The massive star, which scientists have dubbed IRAS 17163-3907, bears a striking resemblance to a fried egg. Images captured by the infrared telescope show a large circular cloud consisting of gas and silicates, surrounding the yellow star like an egg white around a yolk.

“This object was known to glow brightly in the infrared but, surprisingly, nobody had identified it as a yellow hypergiant before,” said Eric Lagadec, who led the team that produced the new images.

The ESO astronomers estimate that the star is 1,000 times bigger than the sun and it shines 500,000 times more brightly. IRAS 17163-3907 is located 13,000 light years from the Earth, making it the closest yellow star to our solar system ever to be discovered.

Using the data gathered from Chile, astronomers estimate that the gas cloud around the star has a radius 10,000 times bigger than the distance between the Earth and the sun.

If the massive star was situated in the middle of our solar system, the astronomers say it would swallow up all the planets along with some of the larger comets beyond Neptune’s orbit.

In the past few hundred years, the “fried egg” star has undergone a series of major explosions which have led to the creation of the large gas cloud.

The astronomers believe that the star’s recent activity is proof that it will soon experience an even bigger supernova explosion, which could lead to the formation of several new stars.

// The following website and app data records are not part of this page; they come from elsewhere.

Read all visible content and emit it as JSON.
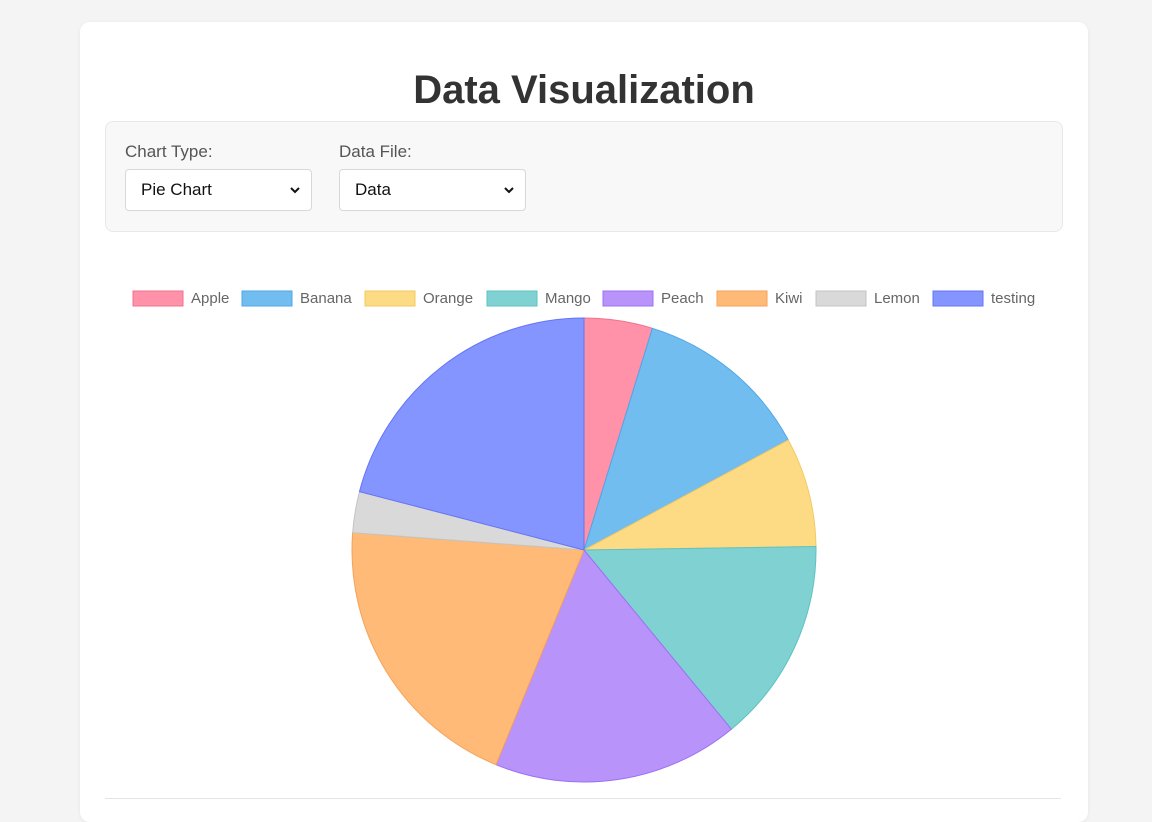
{
  "page": {
    "title": "Data Visualization"
  },
  "controls": {
    "chart_type": {
      "label": "Chart Type:",
      "value": "Pie Chart"
    },
    "data_file": {
      "label": "Data File:",
      "value": "Data"
    }
  },
  "chart_data": {
    "type": "pie",
    "legend_position": "top",
    "categories": [
      "Apple",
      "Banana",
      "Orange",
      "Mango",
      "Peach",
      "Kiwi",
      "Lemon",
      "testing"
    ],
    "values": [
      5,
      13,
      8,
      15,
      18,
      21,
      3,
      22
    ],
    "colors": [
      "#ff91a8",
      "#72bdf0",
      "#fdda84",
      "#80d2d2",
      "#b894fa",
      "#ffba78",
      "#d9d9d9",
      "#8595ff"
    ],
    "borders": [
      "#f0718e",
      "#4fa6e6",
      "#f3c960",
      "#5ec2c2",
      "#9d6ff5",
      "#f5a25a",
      "#c4c4c4",
      "#6474f5"
    ]
  }
}
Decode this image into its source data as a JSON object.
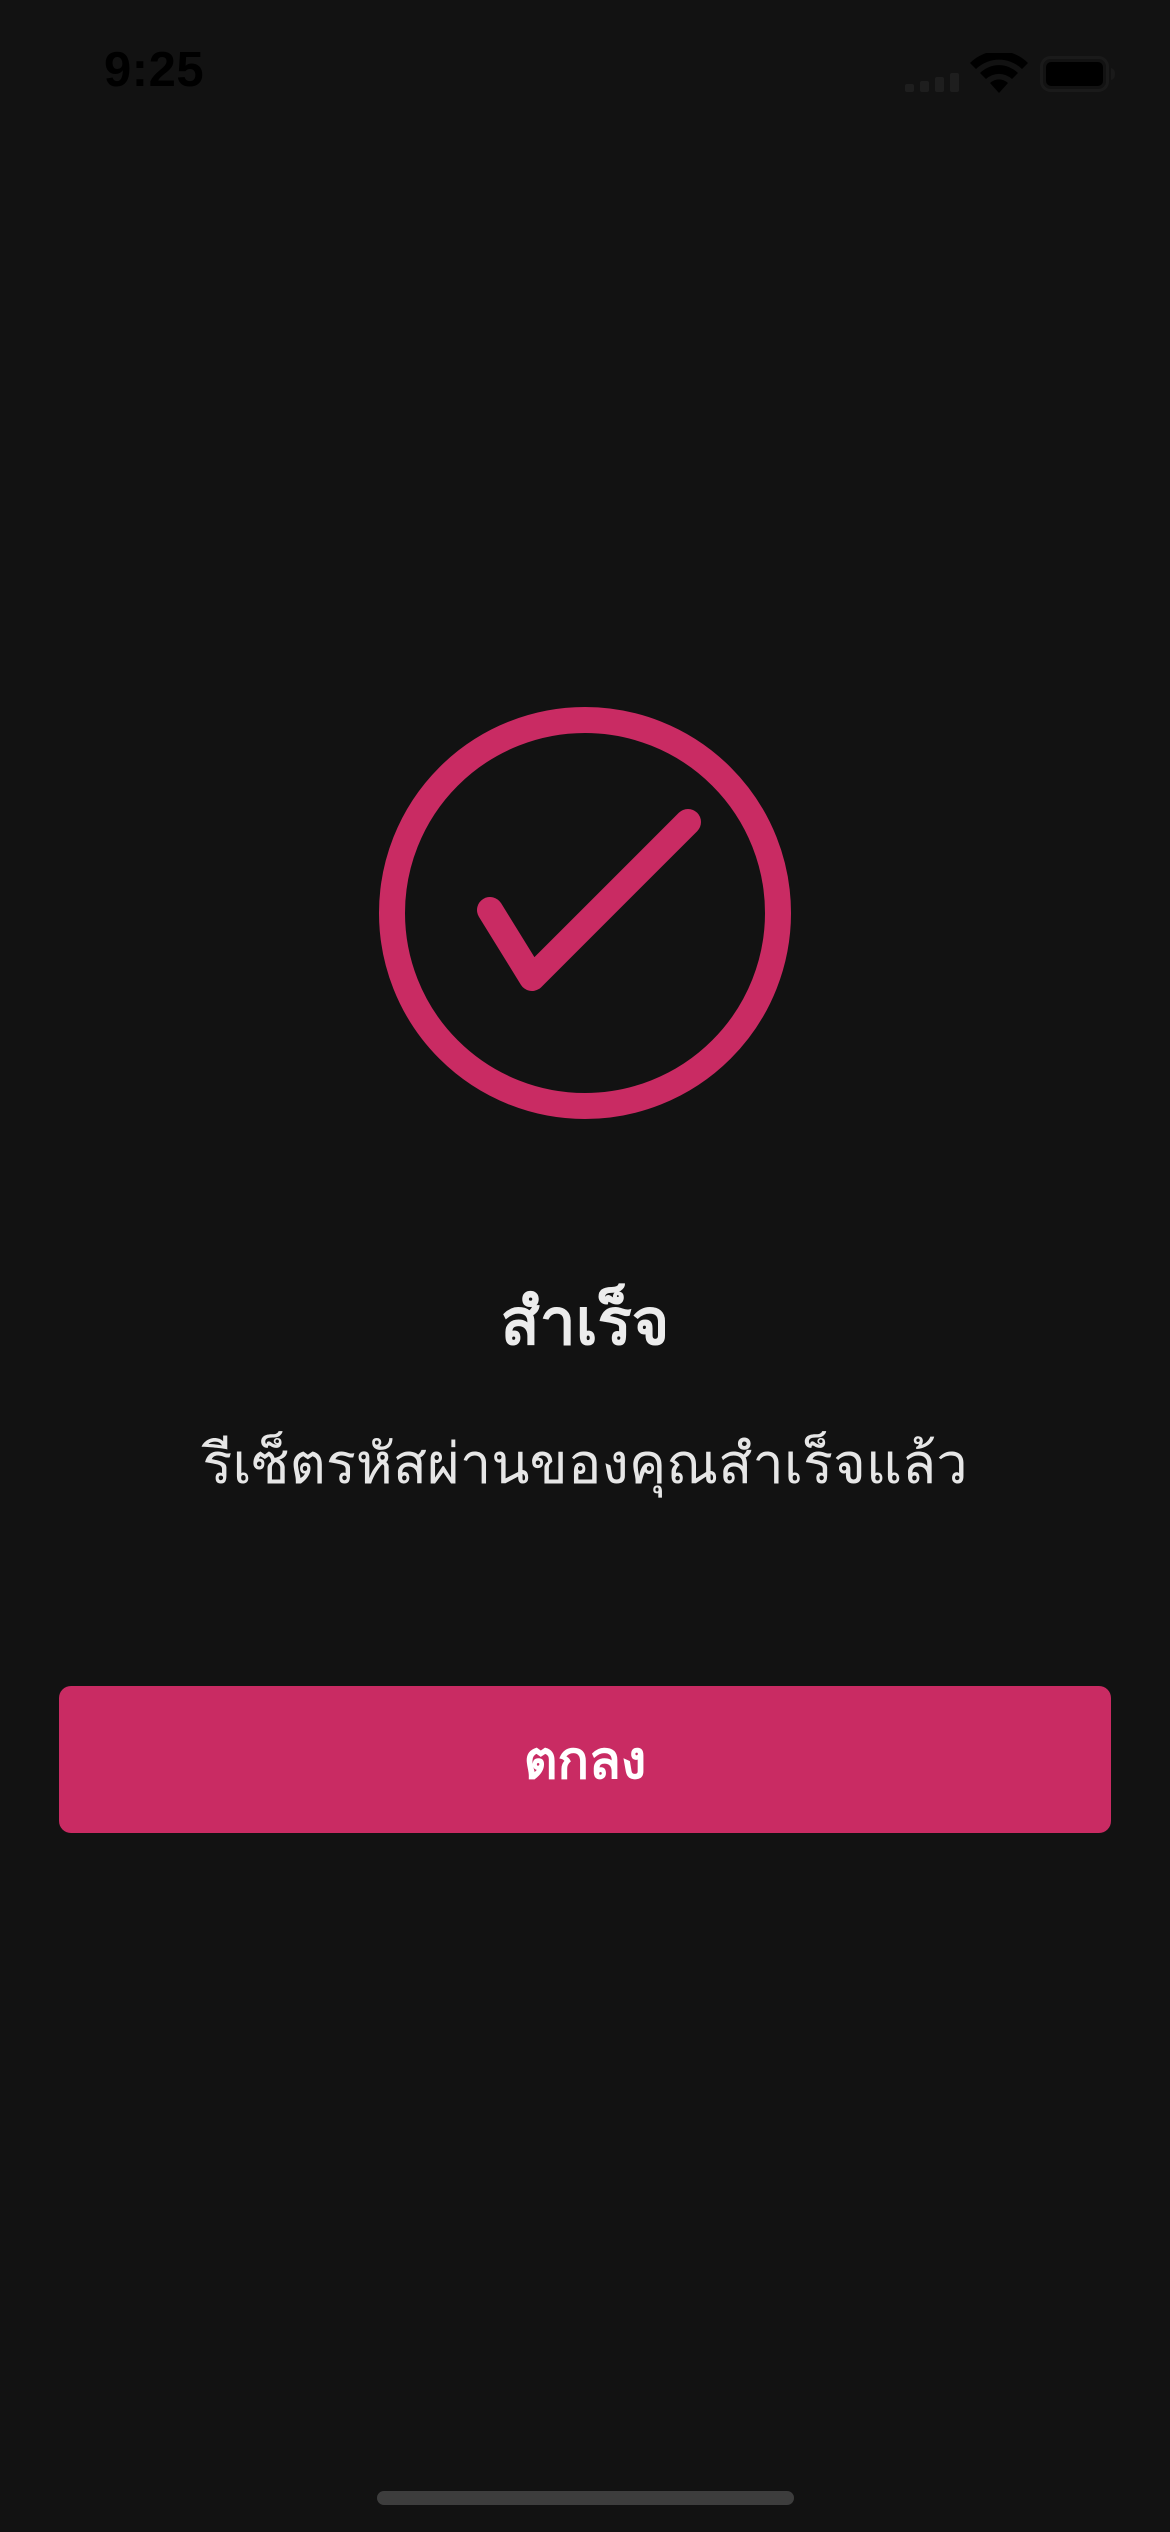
{
  "status_bar": {
    "time": "9:25"
  },
  "icons": {
    "success": "checkmark-circle-icon",
    "signal": "cellular-signal-icon",
    "wifi": "wifi-icon",
    "battery": "battery-icon"
  },
  "colors": {
    "background": "#121212",
    "accent": "#c92b63",
    "text": "#e9e9e9"
  },
  "dialog": {
    "title": "สำเร็จ",
    "message": "รีเซ็ตรหัสผ่านของคุณสำเร็จแล้ว",
    "ok_label": "ตกลง"
  }
}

To capture the unique fried egg image, the VLT used a camera with all three infrared filters: red, blue and green.